(SUPPLIED RECORDS Opens)

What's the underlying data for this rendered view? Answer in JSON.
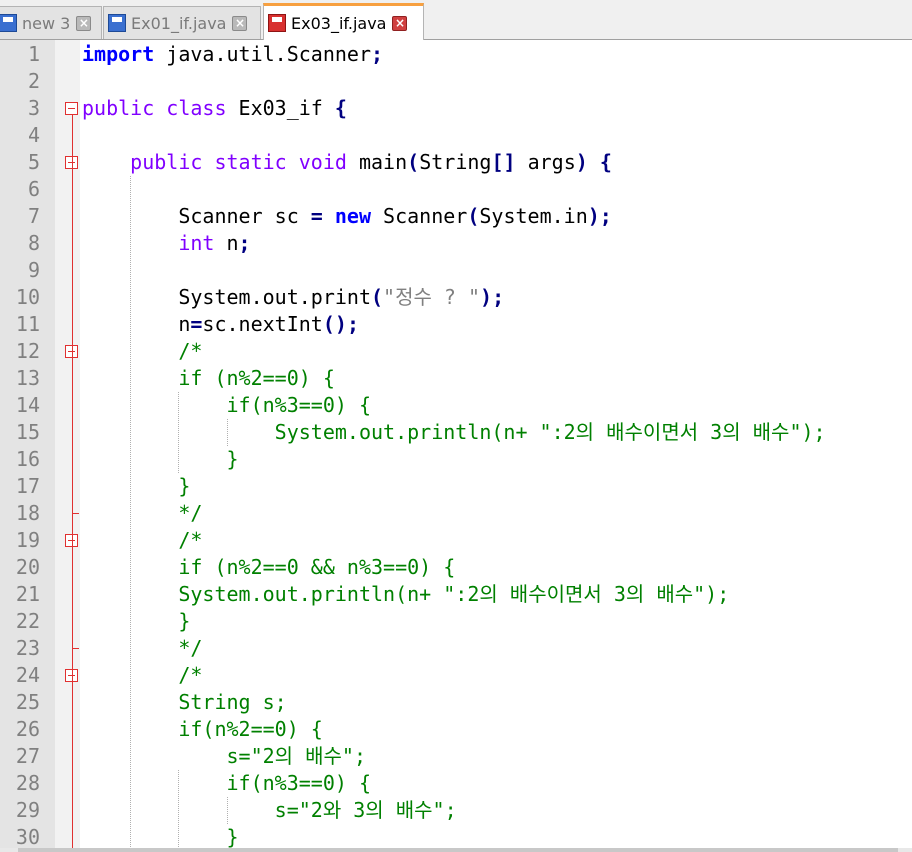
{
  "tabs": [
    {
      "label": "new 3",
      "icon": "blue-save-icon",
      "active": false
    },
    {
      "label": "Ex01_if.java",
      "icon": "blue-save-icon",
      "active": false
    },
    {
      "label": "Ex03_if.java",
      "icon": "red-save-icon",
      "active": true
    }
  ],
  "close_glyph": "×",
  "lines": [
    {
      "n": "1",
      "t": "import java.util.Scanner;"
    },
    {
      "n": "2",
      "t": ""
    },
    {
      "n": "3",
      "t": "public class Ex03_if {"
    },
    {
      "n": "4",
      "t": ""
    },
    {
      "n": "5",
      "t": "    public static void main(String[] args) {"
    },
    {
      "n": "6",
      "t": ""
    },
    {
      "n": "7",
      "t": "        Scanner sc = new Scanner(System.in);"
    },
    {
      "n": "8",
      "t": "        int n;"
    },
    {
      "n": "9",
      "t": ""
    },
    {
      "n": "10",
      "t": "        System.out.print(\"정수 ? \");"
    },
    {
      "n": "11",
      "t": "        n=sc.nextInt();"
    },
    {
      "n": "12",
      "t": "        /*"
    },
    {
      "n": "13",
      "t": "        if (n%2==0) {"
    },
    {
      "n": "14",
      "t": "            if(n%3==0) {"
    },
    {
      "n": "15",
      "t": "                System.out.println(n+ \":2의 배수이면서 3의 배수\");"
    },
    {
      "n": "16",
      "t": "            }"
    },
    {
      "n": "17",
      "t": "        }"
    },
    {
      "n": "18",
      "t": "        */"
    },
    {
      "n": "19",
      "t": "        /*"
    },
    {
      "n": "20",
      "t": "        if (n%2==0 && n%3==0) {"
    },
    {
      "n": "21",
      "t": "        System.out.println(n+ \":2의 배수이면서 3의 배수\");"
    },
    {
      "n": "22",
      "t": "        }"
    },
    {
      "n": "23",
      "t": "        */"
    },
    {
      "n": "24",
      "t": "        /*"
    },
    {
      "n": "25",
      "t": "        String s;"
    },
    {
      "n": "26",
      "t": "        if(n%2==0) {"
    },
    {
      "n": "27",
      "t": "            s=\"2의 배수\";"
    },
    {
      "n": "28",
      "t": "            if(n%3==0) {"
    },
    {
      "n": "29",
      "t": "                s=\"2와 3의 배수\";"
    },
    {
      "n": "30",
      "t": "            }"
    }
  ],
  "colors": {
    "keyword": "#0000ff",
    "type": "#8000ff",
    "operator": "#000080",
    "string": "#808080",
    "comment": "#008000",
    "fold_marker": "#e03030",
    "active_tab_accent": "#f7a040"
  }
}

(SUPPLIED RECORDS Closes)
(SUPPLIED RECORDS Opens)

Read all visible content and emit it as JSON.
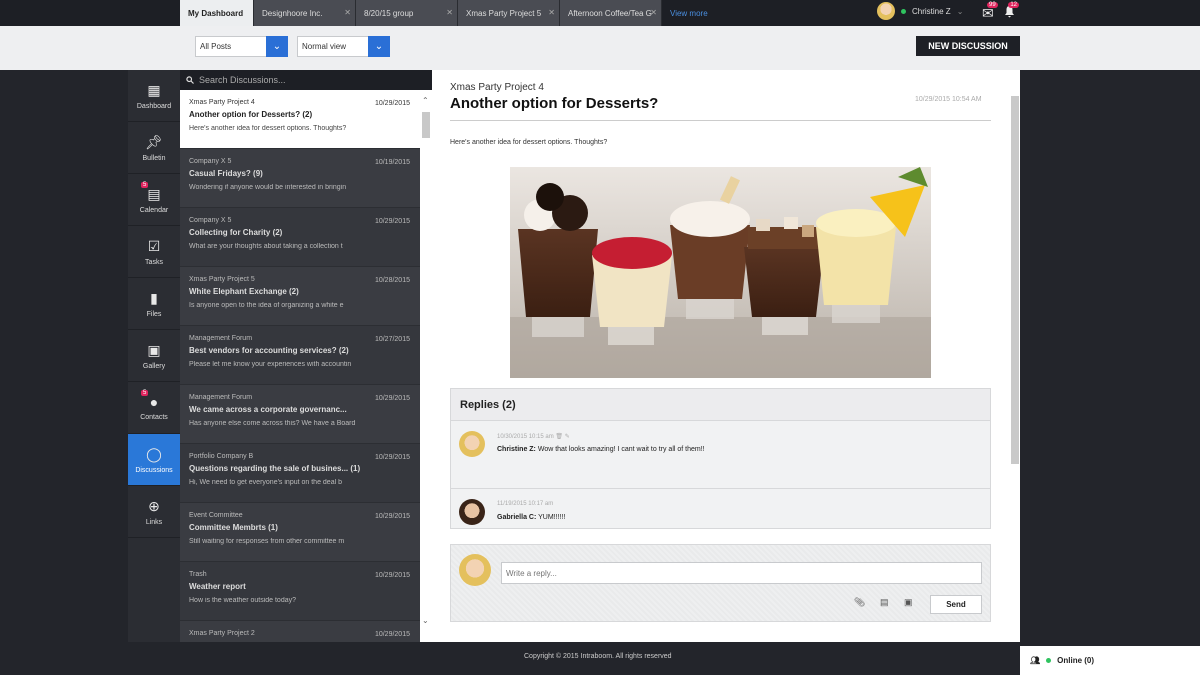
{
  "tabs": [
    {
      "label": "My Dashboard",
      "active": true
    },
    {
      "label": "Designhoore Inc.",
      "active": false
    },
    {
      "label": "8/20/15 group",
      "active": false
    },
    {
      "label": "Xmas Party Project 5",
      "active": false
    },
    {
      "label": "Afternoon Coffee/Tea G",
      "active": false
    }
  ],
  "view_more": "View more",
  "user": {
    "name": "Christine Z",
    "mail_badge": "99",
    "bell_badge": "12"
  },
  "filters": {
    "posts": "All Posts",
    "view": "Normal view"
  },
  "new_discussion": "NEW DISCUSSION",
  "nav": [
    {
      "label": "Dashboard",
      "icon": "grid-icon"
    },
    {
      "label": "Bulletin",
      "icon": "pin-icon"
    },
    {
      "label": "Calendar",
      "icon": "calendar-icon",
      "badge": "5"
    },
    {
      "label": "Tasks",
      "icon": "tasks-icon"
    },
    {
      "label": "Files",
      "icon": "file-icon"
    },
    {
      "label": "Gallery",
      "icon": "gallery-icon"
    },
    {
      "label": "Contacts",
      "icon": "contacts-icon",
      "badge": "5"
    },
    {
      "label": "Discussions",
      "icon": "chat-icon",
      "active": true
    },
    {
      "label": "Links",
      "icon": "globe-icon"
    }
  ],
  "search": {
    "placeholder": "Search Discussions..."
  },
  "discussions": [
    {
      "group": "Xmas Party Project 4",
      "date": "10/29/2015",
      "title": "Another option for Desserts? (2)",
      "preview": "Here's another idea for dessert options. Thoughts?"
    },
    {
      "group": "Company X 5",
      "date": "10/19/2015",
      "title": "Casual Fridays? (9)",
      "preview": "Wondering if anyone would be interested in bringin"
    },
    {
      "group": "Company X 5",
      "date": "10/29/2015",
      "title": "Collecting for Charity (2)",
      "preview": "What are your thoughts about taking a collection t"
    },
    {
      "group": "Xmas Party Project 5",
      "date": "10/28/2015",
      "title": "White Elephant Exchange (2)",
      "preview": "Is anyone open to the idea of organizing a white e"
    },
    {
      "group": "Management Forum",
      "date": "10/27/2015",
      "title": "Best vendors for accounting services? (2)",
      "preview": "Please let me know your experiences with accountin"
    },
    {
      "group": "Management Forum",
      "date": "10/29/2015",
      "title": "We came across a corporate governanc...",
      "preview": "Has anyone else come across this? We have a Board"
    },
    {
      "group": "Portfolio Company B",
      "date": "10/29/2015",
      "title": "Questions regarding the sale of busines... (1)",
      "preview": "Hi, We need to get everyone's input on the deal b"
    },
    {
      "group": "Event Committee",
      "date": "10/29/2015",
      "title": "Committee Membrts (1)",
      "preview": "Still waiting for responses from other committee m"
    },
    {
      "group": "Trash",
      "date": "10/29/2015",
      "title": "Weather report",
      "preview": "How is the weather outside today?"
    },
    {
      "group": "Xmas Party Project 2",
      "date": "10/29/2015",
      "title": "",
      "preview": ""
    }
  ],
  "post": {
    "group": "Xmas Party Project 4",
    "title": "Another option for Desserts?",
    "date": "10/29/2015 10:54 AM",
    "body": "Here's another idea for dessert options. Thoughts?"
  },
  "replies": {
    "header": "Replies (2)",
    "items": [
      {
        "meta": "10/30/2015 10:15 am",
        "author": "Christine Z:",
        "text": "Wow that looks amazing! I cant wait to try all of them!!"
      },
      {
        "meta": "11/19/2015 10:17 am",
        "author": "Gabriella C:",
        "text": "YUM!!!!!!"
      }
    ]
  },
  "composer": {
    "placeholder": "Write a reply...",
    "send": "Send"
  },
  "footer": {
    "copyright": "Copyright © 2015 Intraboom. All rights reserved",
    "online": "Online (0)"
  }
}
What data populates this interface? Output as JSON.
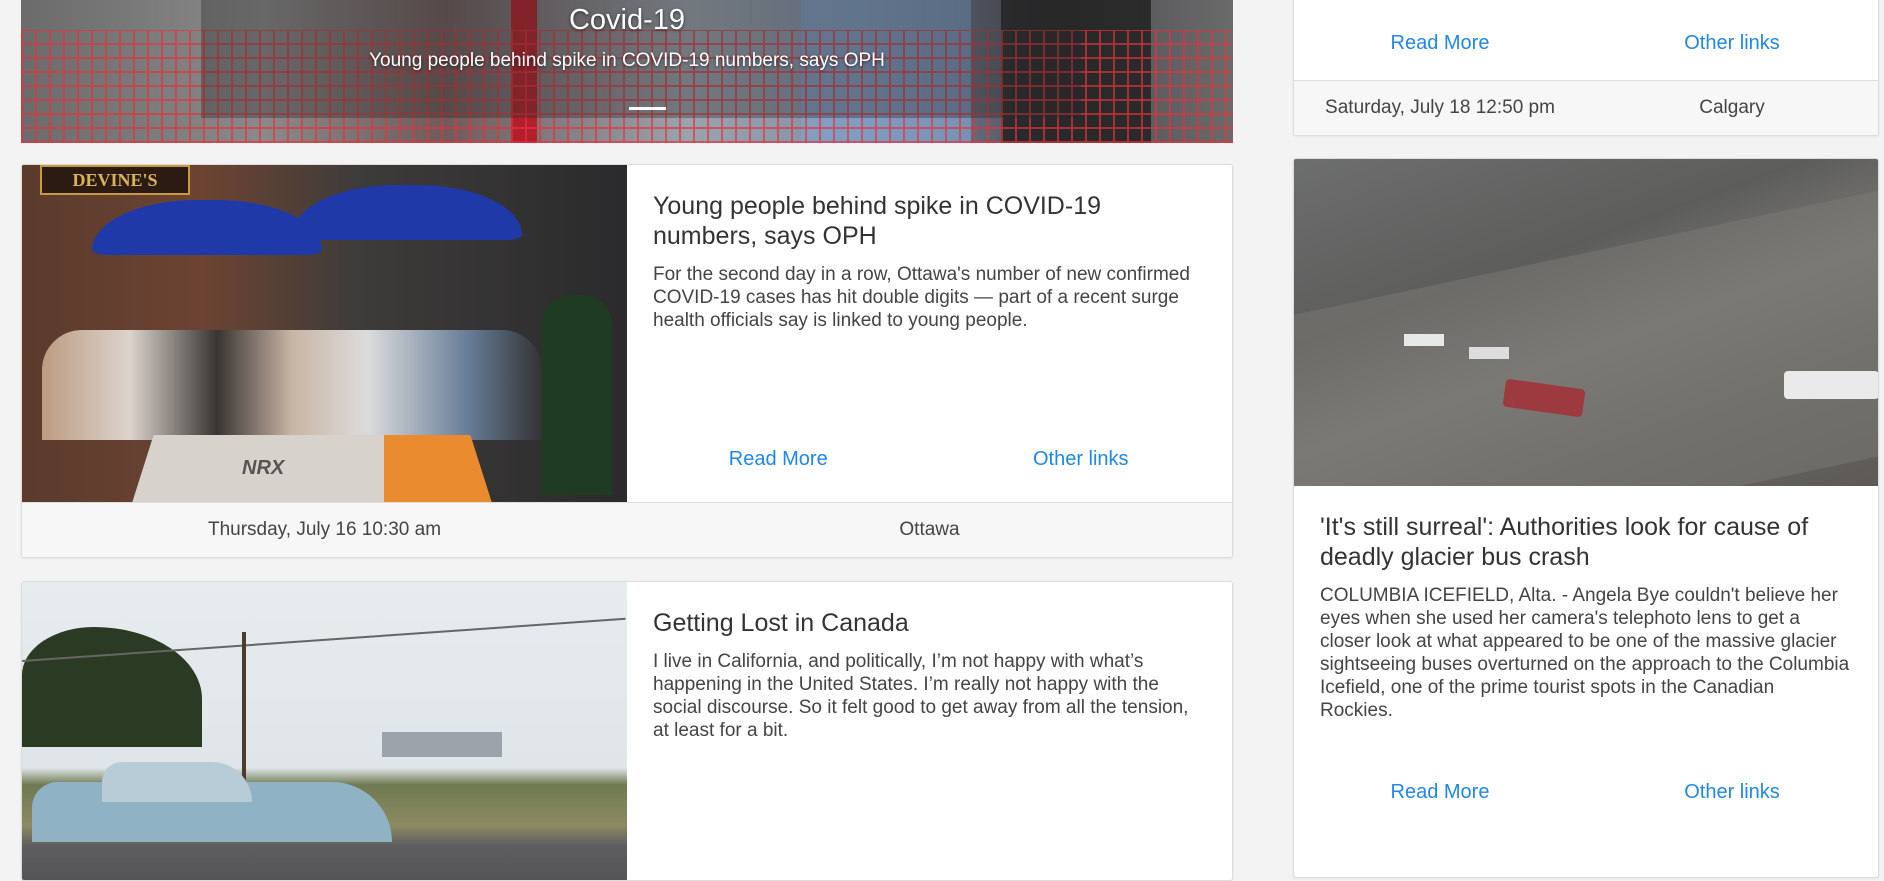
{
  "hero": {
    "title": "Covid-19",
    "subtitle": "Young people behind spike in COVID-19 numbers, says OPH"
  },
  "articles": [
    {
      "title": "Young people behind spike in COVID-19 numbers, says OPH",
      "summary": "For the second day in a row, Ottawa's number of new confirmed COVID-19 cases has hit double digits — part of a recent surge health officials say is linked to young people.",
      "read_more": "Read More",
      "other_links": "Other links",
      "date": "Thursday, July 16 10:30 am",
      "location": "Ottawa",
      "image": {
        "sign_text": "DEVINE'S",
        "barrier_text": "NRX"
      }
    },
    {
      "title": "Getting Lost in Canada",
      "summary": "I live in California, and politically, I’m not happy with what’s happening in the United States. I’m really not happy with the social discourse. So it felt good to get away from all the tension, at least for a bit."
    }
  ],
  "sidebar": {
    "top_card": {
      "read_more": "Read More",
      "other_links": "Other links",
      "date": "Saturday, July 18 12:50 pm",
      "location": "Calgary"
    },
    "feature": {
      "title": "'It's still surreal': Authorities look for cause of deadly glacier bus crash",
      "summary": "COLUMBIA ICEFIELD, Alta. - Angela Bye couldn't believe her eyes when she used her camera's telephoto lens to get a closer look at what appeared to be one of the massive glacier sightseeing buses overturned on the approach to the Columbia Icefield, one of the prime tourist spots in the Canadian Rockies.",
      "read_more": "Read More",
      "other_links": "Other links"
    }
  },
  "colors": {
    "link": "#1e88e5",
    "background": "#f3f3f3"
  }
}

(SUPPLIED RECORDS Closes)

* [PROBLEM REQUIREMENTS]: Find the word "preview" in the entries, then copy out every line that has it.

* [FINISHED EXERCISE]:
      "preview": "Here's another idea for dessert options. Thoughts?"
      "preview": "Wondering if anyone would be interested in bringin"
      "preview": "What are your thoughts about taking a collection t"
      "preview": "Is anyone open to the idea of organizing a white e"
      "preview": "Please let me know your experiences with accountin"
      "preview": "Has anyone else come across this? We have a Board"
      "preview": "Hi, We need to get everyone's input on the deal b"
      "preview": "Still waiting for responses from other committee m"
      "preview": "How is the weather outside today?"
      "preview": ""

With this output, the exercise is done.